Danger to growth of leaving EU

April 6, 2016 9:57 AM
IHS' CHIEF ECONOMIST SAYS BREXIT COULD HALVE UK GROWTH: In a report out on Wednesday, the research consultancy says there is a 35-40 percent chance Britain will part ways with the EU on June 23, reports Politico Morning Exchange. Perhaps more interestingly, Howard Archer, IHS Economics' senior director, said that on a back of the envelope calculation (he is already finalizing his estimates), a Brexit could prompt him to halve its economic growth forecast for 2017 from the current 2.5 percent. That's why the BoE is so worried: https://dub129.mail.live.com/?tid=cmXSaRy8n75RG1rAAkgYi5uA2&fid=flinbox
"Towards a Reform of the Common European Asylum System" is the title of a document Commissioners will debate today, seen by POLITICO. Team Juncker is moving "toward a reform" after more than a year of anguished debate. Poltico says that contrary to the document title, the proposal is far-reaching and firm. The Commission wants to move on from the "Dublin" system of asylum seekers applying for protection in the first country they enter on EU soil, and replace it with a controversial permanent relocation scheme. It wants an "orderly," "safe" and "fair," system, which means lowering the current burden on the few EU countries that host most refugees: http://politi.co/1MQWsvn
The Frontex Annual Risk Analysis for 2016, released on Tuesday, says: "The EU external borders are confronted with three major challenges: an unprec¬edented rise in migratory pressure, an increasing terrorist threat and a steady rise in the number of regular travelers." Politico reports: http://politi.co/1S9sI9a
According to EUobserver, Frontex, the EU border control agency, has called for more access to security data after warning that terrorists could use the migratory route to infiltrate Europe: https://euobserver.com/justice/132941
Cities are at the forefront of the migration crisis, yet have little access to direct EU funding and need to have a bigger say in national policies, a roundtable discussion in the European Commission with mayors revealed on Tuesday (5 April.), EUobserver reports: https://euobserver.com/migration/132930
European Commission Vice-President Jyrki Katainen is "furious," tax evaders are a "cancer," and everything he's seen about the Panama Papers is "totally unacceptable," reports Politico. Katainen is also full of praise for the whistleblowers. The Commission is currently using state aid rules to try to prevent European companies from avoiding tax and has put forward an Anti Tax Avoidance Package. VIDEO of Katainen's comments | Bloomberg
Britain should abolish its carbon floor price to help the hard-hit steel industry, the lawmaker shepherding a reform of the EU Emissions Trading System (ETS) through parliament said on Tuesday (5 April), EurActiv reports: http://www.euractiv.com/section/uk-europe/news/lead-eu-carbon-policymaker-calls-for-help-for-steel/
The Circular Economy Package of waste and recycling laws will be backed by tougher European Commission enforcement than seen under previous administrations, an official yesterday (5 April) told plastic industry delegates.

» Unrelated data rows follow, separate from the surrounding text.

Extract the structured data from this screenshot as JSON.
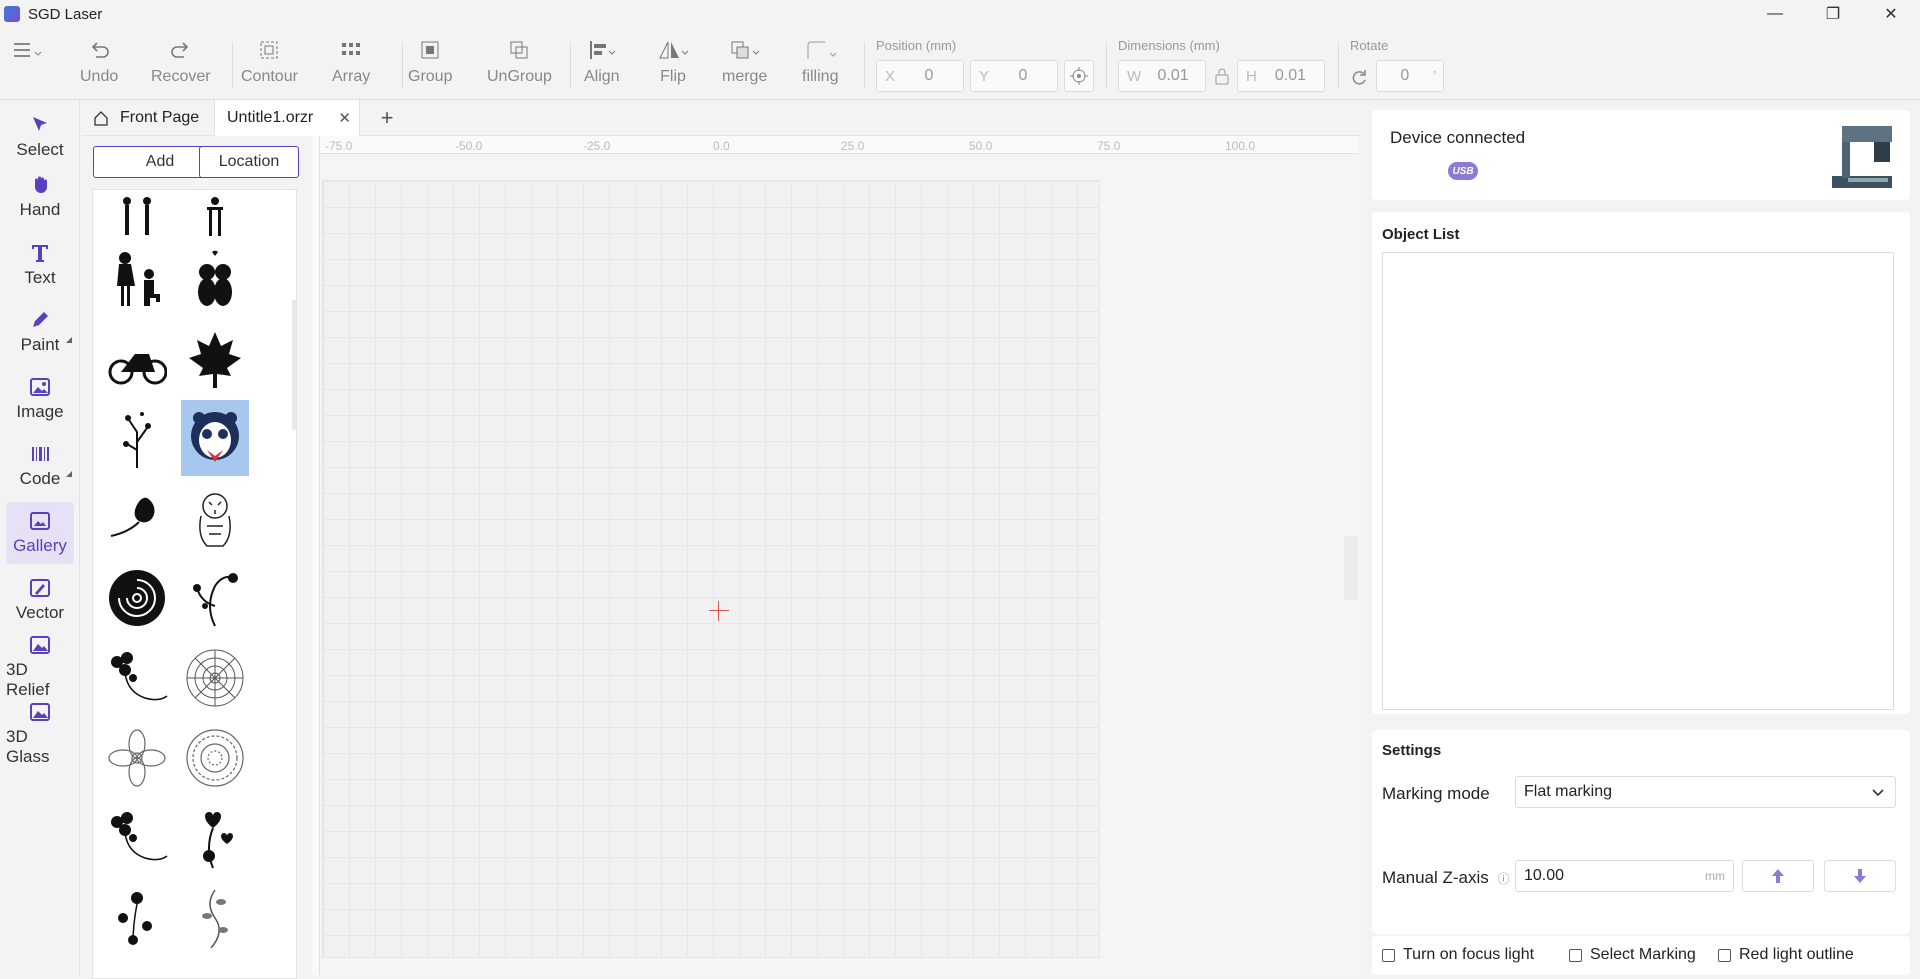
{
  "app": {
    "title": "SGD Laser"
  },
  "window": {
    "minimize": "—",
    "maximize": "❐",
    "close": "✕"
  },
  "toolbar": {
    "undo": "Undo",
    "recover": "Recover",
    "contour": "Contour",
    "array": "Array",
    "group": "Group",
    "ungroup": "UnGroup",
    "align": "Align",
    "flip": "Flip",
    "merge": "merge",
    "filling": "filling"
  },
  "position": {
    "label": "Position (mm)",
    "x_prefix": "X",
    "x": "0",
    "y_prefix": "Y",
    "y": "0"
  },
  "dimensions": {
    "label": "Dimensions (mm)",
    "w_prefix": "W",
    "w": "0.01",
    "h_prefix": "H",
    "h": "0.01"
  },
  "rotate": {
    "label": "Rotate",
    "value": "0",
    "unit": "°"
  },
  "sidebar": {
    "items": [
      {
        "label": "Select"
      },
      {
        "label": "Hand"
      },
      {
        "label": "Text"
      },
      {
        "label": "Paint"
      },
      {
        "label": "Image"
      },
      {
        "label": "Code"
      },
      {
        "label": "Gallery"
      },
      {
        "label": "Vector"
      },
      {
        "label": "3D Relief"
      },
      {
        "label": "3D Glass"
      }
    ]
  },
  "tabs": {
    "home": "Front Page",
    "file": "Untitle1.orzr",
    "close": "✕",
    "add": "+"
  },
  "gallery": {
    "add": "Add",
    "location": "Location"
  },
  "ruler": {
    "ticks": [
      "-75.0",
      "-50.0",
      "-25.0",
      "0.0",
      "25.0",
      "50.0",
      "75.0",
      "100.0"
    ]
  },
  "device": {
    "status": "Device connected",
    "conn": "USB"
  },
  "object_list": {
    "title": "Object List"
  },
  "settings": {
    "title": "Settings",
    "marking_mode_label": "Marking mode",
    "marking_mode_value": "Flat marking",
    "manual_z_label": "Manual Z-axis",
    "manual_z_value": "10.00",
    "manual_z_unit": "mm",
    "focus_light": "Turn on focus light",
    "select_marking": "Select Marking",
    "red_light": "Red light outline"
  },
  "colors": {
    "accent": "#5a3fbf",
    "selected_thumb": "#a7c7ee",
    "usb": "#8f79d6"
  }
}
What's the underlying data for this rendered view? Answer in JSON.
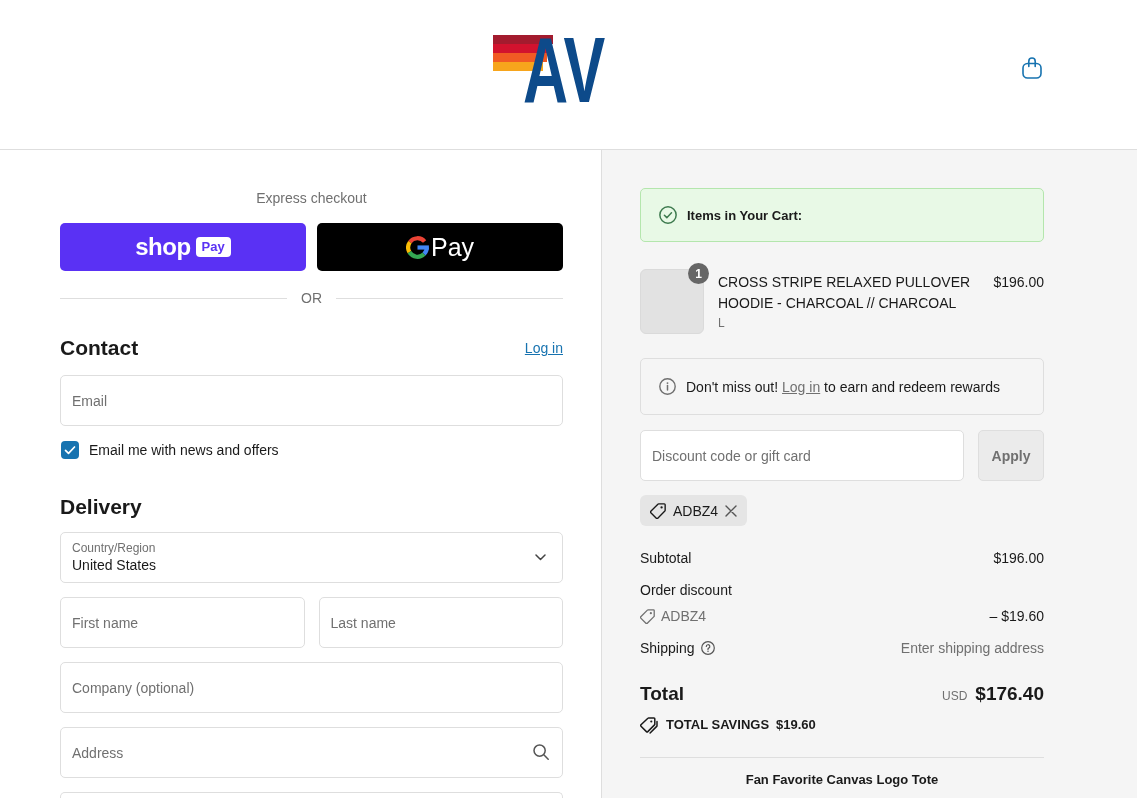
{
  "header": {
    "logo": "AV"
  },
  "express_checkout": {
    "title": "Express checkout",
    "buttons": [
      {
        "kind": "shop_pay",
        "wordmark": "shop",
        "badge": "Pay"
      },
      {
        "kind": "google_pay",
        "label": "Pay"
      }
    ],
    "separator": "OR"
  },
  "contact": {
    "heading": "Contact",
    "login_link": "Log in",
    "email": {
      "placeholder": "Email"
    },
    "newsletter": {
      "label": "Email me with news and offers",
      "checked": true
    }
  },
  "delivery": {
    "heading": "Delivery",
    "rows": [
      {
        "fields": [
          {
            "kind": "select",
            "label": "Country/Region",
            "value": "United States"
          }
        ]
      },
      {
        "fields": [
          {
            "kind": "text",
            "placeholder": "First name"
          },
          {
            "kind": "text",
            "placeholder": "Last name"
          }
        ]
      },
      {
        "fields": [
          {
            "kind": "text",
            "placeholder": "Company (optional)"
          }
        ]
      },
      {
        "fields": [
          {
            "kind": "address",
            "placeholder": "Address"
          }
        ]
      },
      {
        "fields": [
          {
            "kind": "text"
          }
        ]
      }
    ]
  },
  "order_summary": {
    "notice": {
      "title": "Items in Your Cart:"
    },
    "items": [
      {
        "title": "CROSS STRIPE RELAXED PULLOVER HOODIE - CHARCOAL // CHARCOAL",
        "variant": "L",
        "quantity": "1",
        "price": "$196.00"
      }
    ],
    "rewards": {
      "before": "Don't miss out!",
      "link": "Log in",
      "after": "to earn and redeem rewards"
    },
    "discount": {
      "placeholder": "Discount code or gift card",
      "button": {
        "label": "Apply",
        "disabled": true
      }
    },
    "applied_codes": [
      {
        "code": "ADBZ4"
      }
    ],
    "lines": [
      {
        "kind": "amount",
        "label": "Subtotal",
        "value": "$196.00"
      },
      {
        "kind": "heading",
        "label": "Order discount"
      },
      {
        "kind": "code",
        "label": "ADBZ4",
        "value": "– $19.60"
      },
      {
        "kind": "shipping",
        "label": "Shipping",
        "value": "Enter shipping address"
      }
    ],
    "total": {
      "label": "Total",
      "currency": "USD",
      "amount": "$176.40"
    },
    "savings": {
      "label": "TOTAL SAVINGS",
      "amount": "$19.60"
    },
    "upsell": {
      "title": "Fan Favorite Canvas Logo Tote"
    }
  }
}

EurActiv reports: http://www.euractiv.com/section/climate-environment/news/commission-vows-tough-enforcement-of-circular-economy-package/
DON'T FORGET IT'S DUTCH REFERENDUM DAY, advises Politico. The vote is an unpredictable non-binding national ballot on whether to tell the Dutch government to attempt to block an already-in-force "association agreement" between the EU and Ukraine. For many Dutch it's a second chance to snub the EU a decade after a Dutch "no" vote killed the draft EU constitution. Laura Kroet has more: http://politi.co/1SyWcho
The New York Times says if the Dutch say no on Wednesday to the two-year-old agreement between the European Union and Ukraine, the vote could cause major headaches for Brussels, the Dutch government and even the British one: http://www.nytimes.com/2016/04/06/world/europe/dutch-referendum-could-cause-trouble-for-europe.html?emc=edit_ee_20160406&nl=todaysheadlines-europe&nlid=74103272&_r=0
According to EurActiv the Dutch national referendum on the EU-Ukraine Association agreement is turning into a test of anti-EU sentiment before June's Brexit vote: http://www.euractiv.com/section/europe-s-east/news/dutch-referendum-on-ukraine-treaty-will-test-anti-eu-sentiment/
EUobserver says the Dutch are voting in a referendum on an EU-Ukraine association agreement, which is also a vote on the country's attitude towards Europe and has potentially embarrassing geopolitical consequences: https://euobserver.com/political/132942